*WHAT YOU ARE ASKED TO DO*: Go through the lines below and copy each one that holds the string "title".

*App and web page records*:
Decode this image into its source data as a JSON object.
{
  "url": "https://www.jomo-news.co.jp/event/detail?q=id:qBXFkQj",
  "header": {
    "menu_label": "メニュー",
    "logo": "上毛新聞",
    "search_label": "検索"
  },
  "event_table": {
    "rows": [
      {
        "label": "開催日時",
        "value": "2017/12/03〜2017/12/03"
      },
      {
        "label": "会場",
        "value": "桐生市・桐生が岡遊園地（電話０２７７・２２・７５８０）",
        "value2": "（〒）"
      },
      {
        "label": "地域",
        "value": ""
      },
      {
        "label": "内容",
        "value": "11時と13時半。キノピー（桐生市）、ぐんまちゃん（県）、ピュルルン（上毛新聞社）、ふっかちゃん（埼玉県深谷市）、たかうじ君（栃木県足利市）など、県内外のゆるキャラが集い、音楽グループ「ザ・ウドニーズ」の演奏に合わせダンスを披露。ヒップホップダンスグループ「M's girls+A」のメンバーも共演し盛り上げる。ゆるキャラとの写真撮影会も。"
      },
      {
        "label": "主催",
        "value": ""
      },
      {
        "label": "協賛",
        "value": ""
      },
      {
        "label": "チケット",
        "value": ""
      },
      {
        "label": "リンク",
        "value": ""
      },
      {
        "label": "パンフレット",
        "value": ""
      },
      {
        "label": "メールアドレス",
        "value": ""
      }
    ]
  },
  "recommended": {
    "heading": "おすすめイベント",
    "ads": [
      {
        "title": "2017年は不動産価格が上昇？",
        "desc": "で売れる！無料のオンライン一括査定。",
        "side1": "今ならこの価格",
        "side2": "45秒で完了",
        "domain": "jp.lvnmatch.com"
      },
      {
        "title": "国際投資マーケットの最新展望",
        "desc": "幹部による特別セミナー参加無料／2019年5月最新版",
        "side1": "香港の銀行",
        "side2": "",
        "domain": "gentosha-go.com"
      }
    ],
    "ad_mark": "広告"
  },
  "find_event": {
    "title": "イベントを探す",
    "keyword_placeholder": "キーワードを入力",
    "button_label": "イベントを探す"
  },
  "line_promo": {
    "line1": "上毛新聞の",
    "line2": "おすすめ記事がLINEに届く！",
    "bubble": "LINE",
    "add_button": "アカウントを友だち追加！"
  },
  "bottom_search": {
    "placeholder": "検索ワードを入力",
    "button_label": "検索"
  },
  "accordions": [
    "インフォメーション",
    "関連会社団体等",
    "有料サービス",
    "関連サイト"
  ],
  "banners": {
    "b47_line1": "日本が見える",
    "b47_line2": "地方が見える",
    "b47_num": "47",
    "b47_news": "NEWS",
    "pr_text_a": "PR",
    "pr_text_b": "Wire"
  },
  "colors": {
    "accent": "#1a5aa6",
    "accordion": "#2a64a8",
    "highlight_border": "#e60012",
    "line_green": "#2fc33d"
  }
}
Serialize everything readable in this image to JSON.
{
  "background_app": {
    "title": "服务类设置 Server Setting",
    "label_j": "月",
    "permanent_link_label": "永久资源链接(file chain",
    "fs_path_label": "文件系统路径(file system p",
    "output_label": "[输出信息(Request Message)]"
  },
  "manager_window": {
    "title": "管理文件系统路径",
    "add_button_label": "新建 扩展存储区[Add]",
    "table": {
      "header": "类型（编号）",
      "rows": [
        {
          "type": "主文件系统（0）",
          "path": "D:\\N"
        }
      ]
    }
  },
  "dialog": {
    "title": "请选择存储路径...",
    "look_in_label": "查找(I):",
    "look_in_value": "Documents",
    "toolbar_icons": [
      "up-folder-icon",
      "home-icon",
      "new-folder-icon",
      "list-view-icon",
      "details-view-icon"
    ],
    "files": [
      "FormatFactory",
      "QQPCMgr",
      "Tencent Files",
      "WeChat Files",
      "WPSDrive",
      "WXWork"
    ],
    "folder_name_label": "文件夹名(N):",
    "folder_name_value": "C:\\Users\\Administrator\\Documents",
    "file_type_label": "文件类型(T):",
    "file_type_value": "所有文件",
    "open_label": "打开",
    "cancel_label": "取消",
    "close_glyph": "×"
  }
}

*FINAL ANSWER*:
        "title": "2017年は不動産価格が上昇？",
        "title": "国際投資マーケットの最新展望",
    "title": "イベントを探す",
    "title": "服务类设置 Server Setting",
    "title": "管理文件系统路径",
    "title": "请选择存储路径...",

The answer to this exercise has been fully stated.